The high cost of insulin is putting a strain on many Americans. Some are having to make life-threatening decisions, to buy their insulin or pay for food and shelter.
The cost of insulin nearly tripled from 2002 to 2013 and has doubled again since then.
56-year-old , Philip Anderson is a type 2 diabetic. He says his insulin has gone up 100 percent over the past 3 years. "My insurance was paying less and less so my out of pocket was more and more each time," says Anderson.
A recent survey by the Diabetes Association found 27 percent of people in their study said cost had affected their use or purchase of insulin. Many of them were regularly taking less than their doctor prescribed, missing doses or switching to a different insulin.

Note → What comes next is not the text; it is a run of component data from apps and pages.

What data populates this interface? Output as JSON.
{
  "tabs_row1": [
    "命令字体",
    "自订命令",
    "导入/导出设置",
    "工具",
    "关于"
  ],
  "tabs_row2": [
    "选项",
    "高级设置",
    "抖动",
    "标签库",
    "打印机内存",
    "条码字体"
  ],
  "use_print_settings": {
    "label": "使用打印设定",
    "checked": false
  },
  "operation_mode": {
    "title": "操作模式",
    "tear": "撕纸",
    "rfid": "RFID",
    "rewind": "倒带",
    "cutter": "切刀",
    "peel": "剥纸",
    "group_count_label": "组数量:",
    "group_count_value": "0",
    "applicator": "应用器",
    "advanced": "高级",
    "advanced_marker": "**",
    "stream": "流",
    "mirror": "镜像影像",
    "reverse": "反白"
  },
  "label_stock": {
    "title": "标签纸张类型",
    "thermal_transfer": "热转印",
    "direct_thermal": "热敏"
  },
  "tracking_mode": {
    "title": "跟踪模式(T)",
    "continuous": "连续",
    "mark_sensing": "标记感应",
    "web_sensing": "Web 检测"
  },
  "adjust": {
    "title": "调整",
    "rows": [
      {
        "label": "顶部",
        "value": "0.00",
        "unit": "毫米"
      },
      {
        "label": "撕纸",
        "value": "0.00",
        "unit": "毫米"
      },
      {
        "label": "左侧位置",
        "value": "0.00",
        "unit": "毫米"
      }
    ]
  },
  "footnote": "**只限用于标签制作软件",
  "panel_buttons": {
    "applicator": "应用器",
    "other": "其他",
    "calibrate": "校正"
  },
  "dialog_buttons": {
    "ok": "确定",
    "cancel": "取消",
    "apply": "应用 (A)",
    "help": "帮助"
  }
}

FDA Commissioner Scott Gottlieb blasted insulin makers last week for what he called unacceptably high prices for a decades-old drug. And he rolled out a list of new guidelines for the industry he says will spur competition in the insulin market and bring down the drug’s cost when they take effect in 2020.
Three companies — Eli Lilly, Novo Nordisk, Sanofi Aventis — control 90 percent of the insulin market, and that lack of competition has led to escalating prices in recent years.
Health and Human Services Secretary, Eric Hargan talked about sky highs drug prices while he was in Atlanta at the Centers for Disease Control and Prevention recently. He says, " we are going to try to update a lot of our programs so that they can take advantage of tools that we see have worked in the private sector and allow those good insights to be brought to the government."